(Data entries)
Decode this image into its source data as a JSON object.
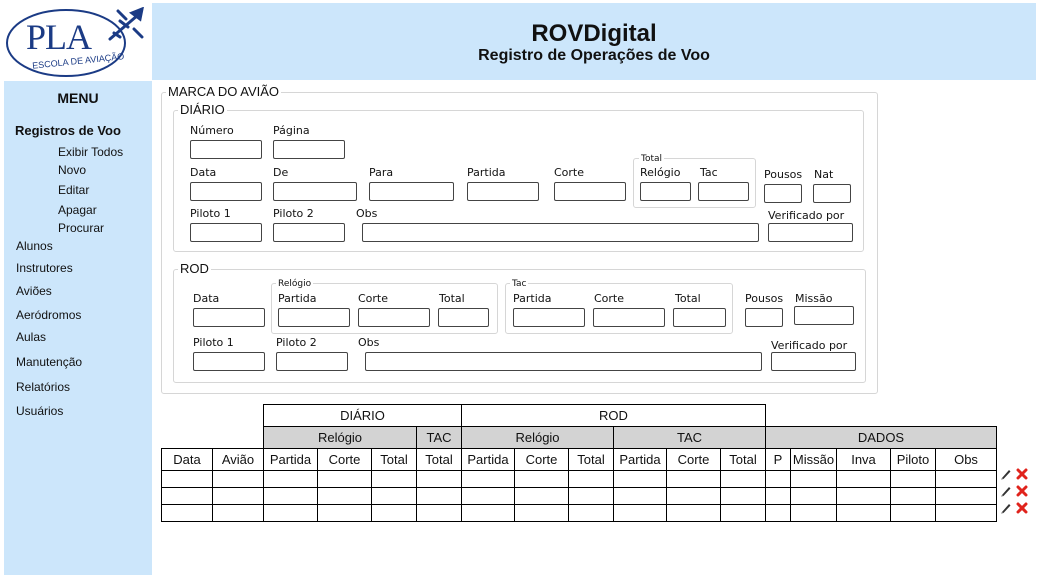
{
  "logo": {
    "text": "PLA",
    "subtitle": "ESCOLA DE AVIAÇÃO"
  },
  "header": {
    "title": "ROVDigital",
    "subtitle": "Registro de Operações de Voo"
  },
  "sidebar": {
    "title": "MENU",
    "section": "Registros de Voo",
    "subitems": [
      "Exibir Todos",
      "Novo",
      "Editar",
      "Apagar",
      "Procurar"
    ],
    "items": [
      "Alunos",
      "Instrutores",
      "Aviões",
      "Aeródromos",
      "Aulas",
      "Manutenção",
      "Relatórios",
      "Usuários"
    ]
  },
  "form": {
    "marca_label": "MARCA DO AVIÃO",
    "diario": {
      "legend": "DIÁRIO",
      "numero": "Número",
      "pagina": "Página",
      "data": "Data",
      "de": "De",
      "para": "Para",
      "partida": "Partida",
      "corte": "Corte",
      "total_group": "Total",
      "relogio": "Relógio",
      "tac": "Tac",
      "pousos": "Pousos",
      "nat": "Nat",
      "piloto1": "Piloto 1",
      "piloto2": "Piloto 2",
      "obs": "Obs",
      "verificado": "Verificado por"
    },
    "rod": {
      "legend": "ROD",
      "data": "Data",
      "relogio_group": "Relógio",
      "tac_group": "Tac",
      "partida": "Partida",
      "corte": "Corte",
      "total": "Total",
      "tac_partida": "Partida",
      "tac_corte": "Corte",
      "tac_total": "Total",
      "pousos": "Pousos",
      "missao": "Missão",
      "piloto1": "Piloto 1",
      "piloto2": "Piloto 2",
      "obs": "Obs",
      "verificado": "Verificado por"
    }
  },
  "table": {
    "group_diario": "DIÁRIO",
    "group_rod": "ROD",
    "sub_relogio_diario": "Relógio",
    "sub_tac_diario": "TAC",
    "sub_relogio_rod": "Relógio",
    "sub_tac_rod": "TAC",
    "sub_dados": "DADOS",
    "columns": [
      "Data",
      "Avião",
      "Partida",
      "Corte",
      "Total",
      "Total",
      "Partida",
      "Corte",
      "Total",
      "Partida",
      "Corte",
      "Total",
      "P",
      "Missão",
      "Inva",
      "Piloto",
      "Obs"
    ],
    "rows": [
      [
        "",
        "",
        "",
        "",
        "",
        "",
        "",
        "",
        "",
        "",
        "",
        "",
        "",
        "",
        "",
        "",
        ""
      ],
      [
        "",
        "",
        "",
        "",
        "",
        "",
        "",
        "",
        "",
        "",
        "",
        "",
        "",
        "",
        "",
        "",
        ""
      ],
      [
        "",
        "",
        "",
        "",
        "",
        "",
        "",
        "",
        "",
        "",
        "",
        "",
        "",
        "",
        "",
        "",
        ""
      ]
    ]
  },
  "colors": {
    "panel": "#cce6fb",
    "header_gray": "#d3d3d3",
    "logo_blue": "#1b3b85",
    "delete_red": "#e0231c"
  },
  "icons": {
    "edit": "pencil-icon",
    "delete": "delete-x-icon",
    "logo": "airplane-icon"
  }
}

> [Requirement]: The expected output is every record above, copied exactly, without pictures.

> [Exercise response]:
Decode this image into its source data as a JSON object.
{
  "logo": {
    "text": "PLA",
    "subtitle": "ESCOLA DE AVIAÇÃO"
  },
  "header": {
    "title": "ROVDigital",
    "subtitle": "Registro de Operações de Voo"
  },
  "sidebar": {
    "title": "MENU",
    "section": "Registros de Voo",
    "subitems": [
      "Exibir Todos",
      "Novo",
      "Editar",
      "Apagar",
      "Procurar"
    ],
    "items": [
      "Alunos",
      "Instrutores",
      "Aviões",
      "Aeródromos",
      "Aulas",
      "Manutenção",
      "Relatórios",
      "Usuários"
    ]
  },
  "form": {
    "marca_label": "MARCA DO AVIÃO",
    "diario": {
      "legend": "DIÁRIO",
      "numero": "Número",
      "pagina": "Página",
      "data": "Data",
      "de": "De",
      "para": "Para",
      "partida": "Partida",
      "corte": "Corte",
      "total_group": "Total",
      "relogio": "Relógio",
      "tac": "Tac",
      "pousos": "Pousos",
      "nat": "Nat",
      "piloto1": "Piloto 1",
      "piloto2": "Piloto 2",
      "obs": "Obs",
      "verificado": "Verificado por"
    },
    "rod": {
      "legend": "ROD",
      "data": "Data",
      "relogio_group": "Relógio",
      "tac_group": "Tac",
      "partida": "Partida",
      "corte": "Corte",
      "total": "Total",
      "tac_partida": "Partida",
      "tac_corte": "Corte",
      "tac_total": "Total",
      "pousos": "Pousos",
      "missao": "Missão",
      "piloto1": "Piloto 1",
      "piloto2": "Piloto 2",
      "obs": "Obs",
      "verificado": "Verificado por"
    }
  },
  "table": {
    "group_diario": "DIÁRIO",
    "group_rod": "ROD",
    "sub_relogio_diario": "Relógio",
    "sub_tac_diario": "TAC",
    "sub_relogio_rod": "Relógio",
    "sub_tac_rod": "TAC",
    "sub_dados": "DADOS",
    "columns": [
      "Data",
      "Avião",
      "Partida",
      "Corte",
      "Total",
      "Total",
      "Partida",
      "Corte",
      "Total",
      "Partida",
      "Corte",
      "Total",
      "P",
      "Missão",
      "Inva",
      "Piloto",
      "Obs"
    ],
    "rows": [
      [
        "",
        "",
        "",
        "",
        "",
        "",
        "",
        "",
        "",
        "",
        "",
        "",
        "",
        "",
        "",
        "",
        ""
      ],
      [
        "",
        "",
        "",
        "",
        "",
        "",
        "",
        "",
        "",
        "",
        "",
        "",
        "",
        "",
        "",
        "",
        ""
      ],
      [
        "",
        "",
        "",
        "",
        "",
        "",
        "",
        "",
        "",
        "",
        "",
        "",
        "",
        "",
        "",
        "",
        ""
      ]
    ]
  },
  "colors": {
    "panel": "#cce6fb",
    "header_gray": "#d3d3d3",
    "logo_blue": "#1b3b85",
    "delete_red": "#e0231c"
  },
  "icons": {
    "edit": "pencil-icon",
    "delete": "delete-x-icon",
    "logo": "airplane-icon"
  }
}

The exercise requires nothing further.